= Beginning of Section =
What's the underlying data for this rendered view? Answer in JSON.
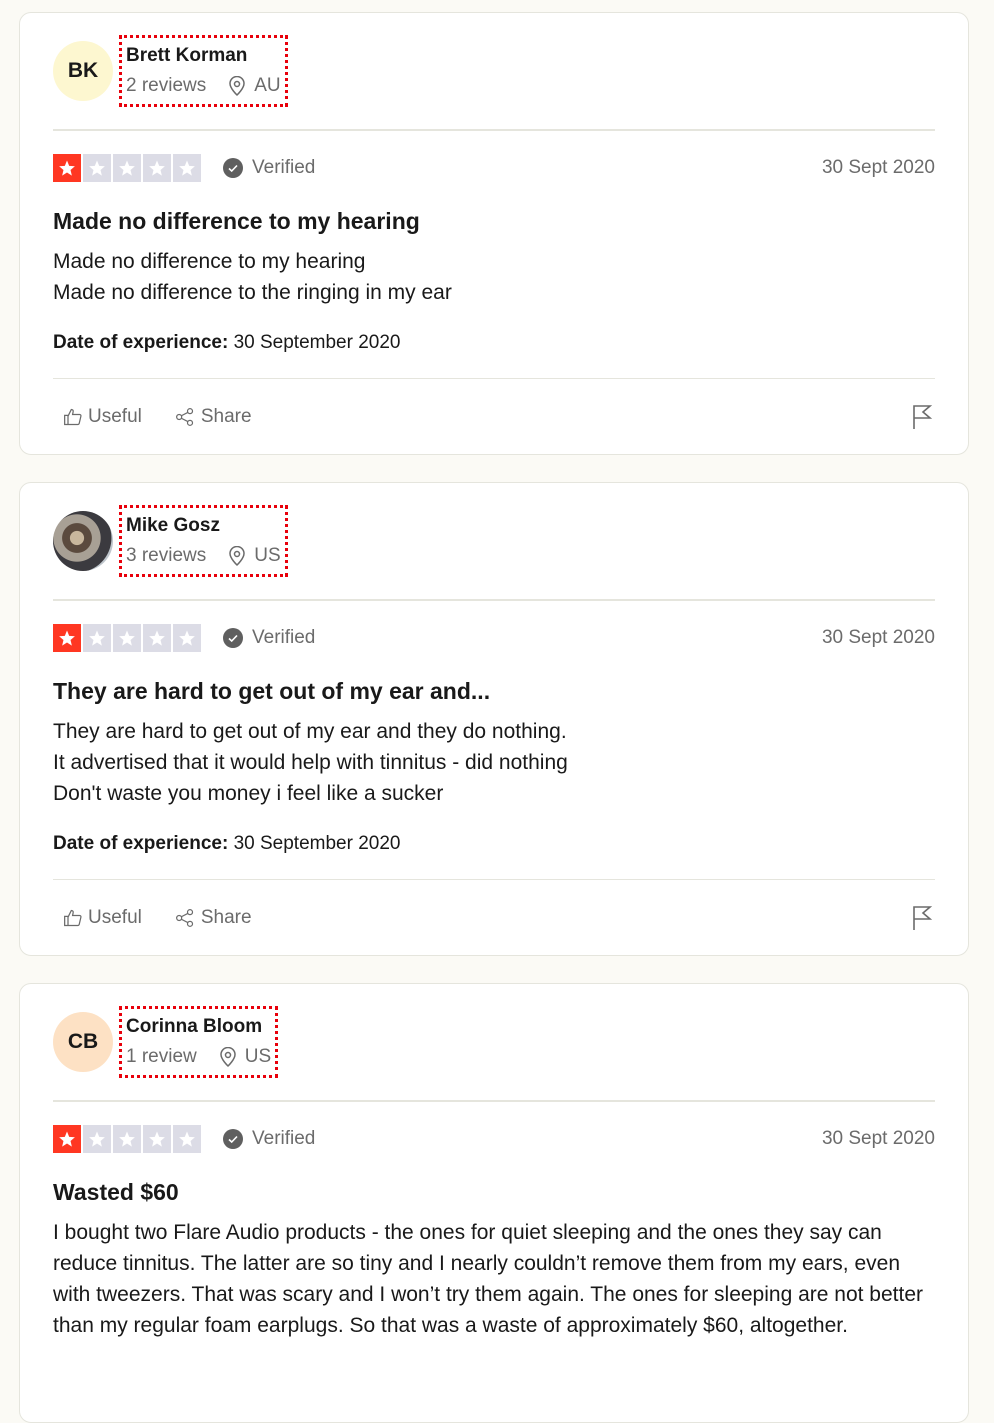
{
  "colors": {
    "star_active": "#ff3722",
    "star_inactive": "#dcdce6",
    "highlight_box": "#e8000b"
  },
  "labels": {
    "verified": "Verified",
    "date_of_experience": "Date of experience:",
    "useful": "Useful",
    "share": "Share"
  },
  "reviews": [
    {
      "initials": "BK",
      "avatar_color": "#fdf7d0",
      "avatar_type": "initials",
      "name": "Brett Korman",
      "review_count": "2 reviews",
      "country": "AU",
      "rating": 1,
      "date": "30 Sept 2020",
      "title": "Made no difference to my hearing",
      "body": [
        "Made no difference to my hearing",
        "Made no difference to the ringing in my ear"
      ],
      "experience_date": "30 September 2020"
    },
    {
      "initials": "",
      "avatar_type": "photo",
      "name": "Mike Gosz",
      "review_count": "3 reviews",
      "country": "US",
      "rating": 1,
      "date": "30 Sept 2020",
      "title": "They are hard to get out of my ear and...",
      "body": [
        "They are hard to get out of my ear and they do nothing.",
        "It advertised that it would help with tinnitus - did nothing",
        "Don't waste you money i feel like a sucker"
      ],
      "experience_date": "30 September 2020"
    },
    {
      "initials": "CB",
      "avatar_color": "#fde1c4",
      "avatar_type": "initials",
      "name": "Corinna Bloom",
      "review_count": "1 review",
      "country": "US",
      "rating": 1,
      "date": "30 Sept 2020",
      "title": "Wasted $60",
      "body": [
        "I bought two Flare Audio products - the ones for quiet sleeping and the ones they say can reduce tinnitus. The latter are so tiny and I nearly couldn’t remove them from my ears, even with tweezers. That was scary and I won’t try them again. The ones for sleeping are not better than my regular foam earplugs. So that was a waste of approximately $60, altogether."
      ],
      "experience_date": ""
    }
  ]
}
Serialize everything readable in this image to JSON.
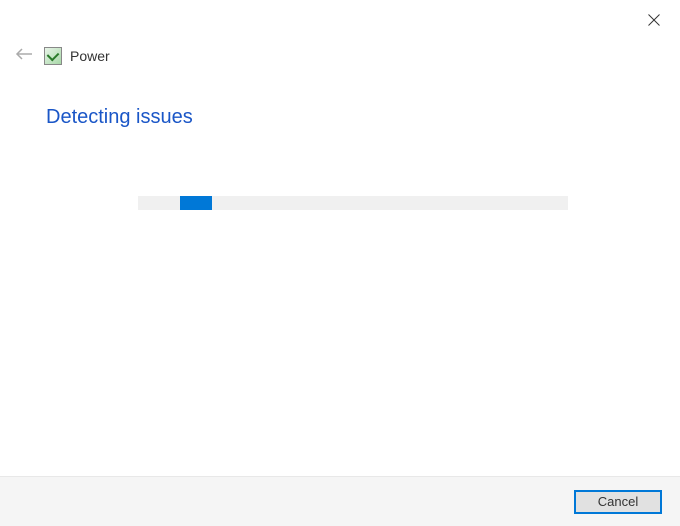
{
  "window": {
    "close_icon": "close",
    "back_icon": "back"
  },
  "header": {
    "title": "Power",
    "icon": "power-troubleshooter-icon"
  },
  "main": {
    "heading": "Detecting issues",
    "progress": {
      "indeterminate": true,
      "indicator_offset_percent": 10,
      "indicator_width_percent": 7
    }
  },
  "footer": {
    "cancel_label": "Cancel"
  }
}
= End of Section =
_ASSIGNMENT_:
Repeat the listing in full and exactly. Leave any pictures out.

_SOLUTION_:
What's the underlying data for this rendered view? Answer in JSON.
{
  "colors": {
    "star_active": "#ff3722",
    "star_inactive": "#dcdce6",
    "highlight_box": "#e8000b"
  },
  "labels": {
    "verified": "Verified",
    "date_of_experience": "Date of experience:",
    "useful": "Useful",
    "share": "Share"
  },
  "reviews": [
    {
      "initials": "BK",
      "avatar_color": "#fdf7d0",
      "avatar_type": "initials",
      "name": "Brett Korman",
      "review_count": "2 reviews",
      "country": "AU",
      "rating": 1,
      "date": "30 Sept 2020",
      "title": "Made no difference to my hearing",
      "body": [
        "Made no difference to my hearing",
        "Made no difference to the ringing in my ear"
      ],
      "experience_date": "30 September 2020"
    },
    {
      "initials": "",
      "avatar_type": "photo",
      "name": "Mike Gosz",
      "review_count": "3 reviews",
      "country": "US",
      "rating": 1,
      "date": "30 Sept 2020",
      "title": "They are hard to get out of my ear and...",
      "body": [
        "They are hard to get out of my ear and they do nothing.",
        "It advertised that it would help with tinnitus - did nothing",
        "Don't waste you money i feel like a sucker"
      ],
      "experience_date": "30 September 2020"
    },
    {
      "initials": "CB",
      "avatar_color": "#fde1c4",
      "avatar_type": "initials",
      "name": "Corinna Bloom",
      "review_count": "1 review",
      "country": "US",
      "rating": 1,
      "date": "30 Sept 2020",
      "title": "Wasted $60",
      "body": [
        "I bought two Flare Audio products - the ones for quiet sleeping and the ones they say can reduce tinnitus. The latter are so tiny and I nearly couldn’t remove them from my ears, even with tweezers. That was scary and I won’t try them again. The ones for sleeping are not better than my regular foam earplugs. So that was a waste of approximately $60, altogether."
      ],
      "experience_date": ""
    }
  ]
}
Serialize everything readable in this image to JSON.
{
  "window": {
    "close_icon": "close",
    "back_icon": "back"
  },
  "header": {
    "title": "Power",
    "icon": "power-troubleshooter-icon"
  },
  "main": {
    "heading": "Detecting issues",
    "progress": {
      "indeterminate": true,
      "indicator_offset_percent": 10,
      "indicator_width_percent": 7
    }
  },
  "footer": {
    "cancel_label": "Cancel"
  }
}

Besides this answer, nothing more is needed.